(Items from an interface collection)
·····

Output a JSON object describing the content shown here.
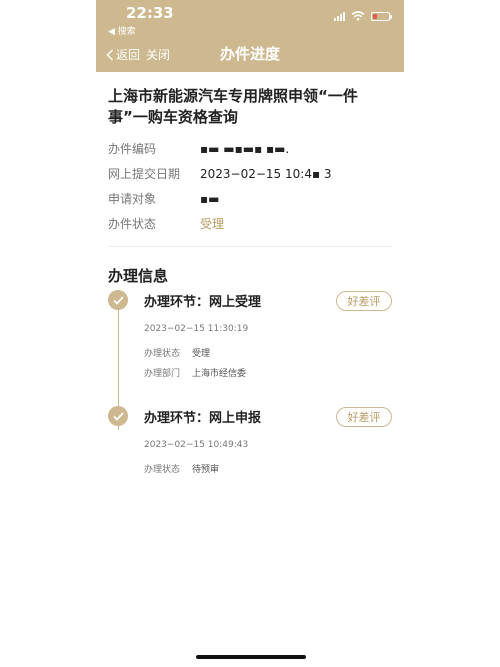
{
  "status": {
    "time": "22:33",
    "back_app": "◀ 搜索"
  },
  "nav": {
    "back_label": "返回",
    "close_label": "关闭",
    "title": "办件进度"
  },
  "item": {
    "title": "上海市新能源汽车专用牌照申领“一件事”一购车资格查询",
    "rows": [
      {
        "label": "办件编码",
        "value": "▪▬  ▬▪▬▪ ▪▬."
      },
      {
        "label": "网上提交日期",
        "value": "2023−02−15 10:4▪ 3"
      },
      {
        "label": "申请对象",
        "value": "▪▬"
      },
      {
        "label": "办件状态",
        "value": "受理"
      }
    ]
  },
  "section_title": "办理信息",
  "steps": [
    {
      "title": "办理环节：网上受理",
      "rate_label": "好差评",
      "time": "2023−02−15 11:30:19",
      "meta": [
        {
          "label": "办理状态",
          "value": "受理"
        },
        {
          "label": "办理部门",
          "value": "上海市经信委"
        }
      ]
    },
    {
      "title": "办理环节：网上申报",
      "rate_label": "好差评",
      "time": "2023−02−15 10:49:43",
      "meta": [
        {
          "label": "办理状态",
          "value": "待预审"
        }
      ]
    }
  ],
  "colors": {
    "header": "#cdb88f",
    "accent": "#b89a62"
  }
}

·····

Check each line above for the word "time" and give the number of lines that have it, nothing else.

_RESULT OF THIS TASK_
3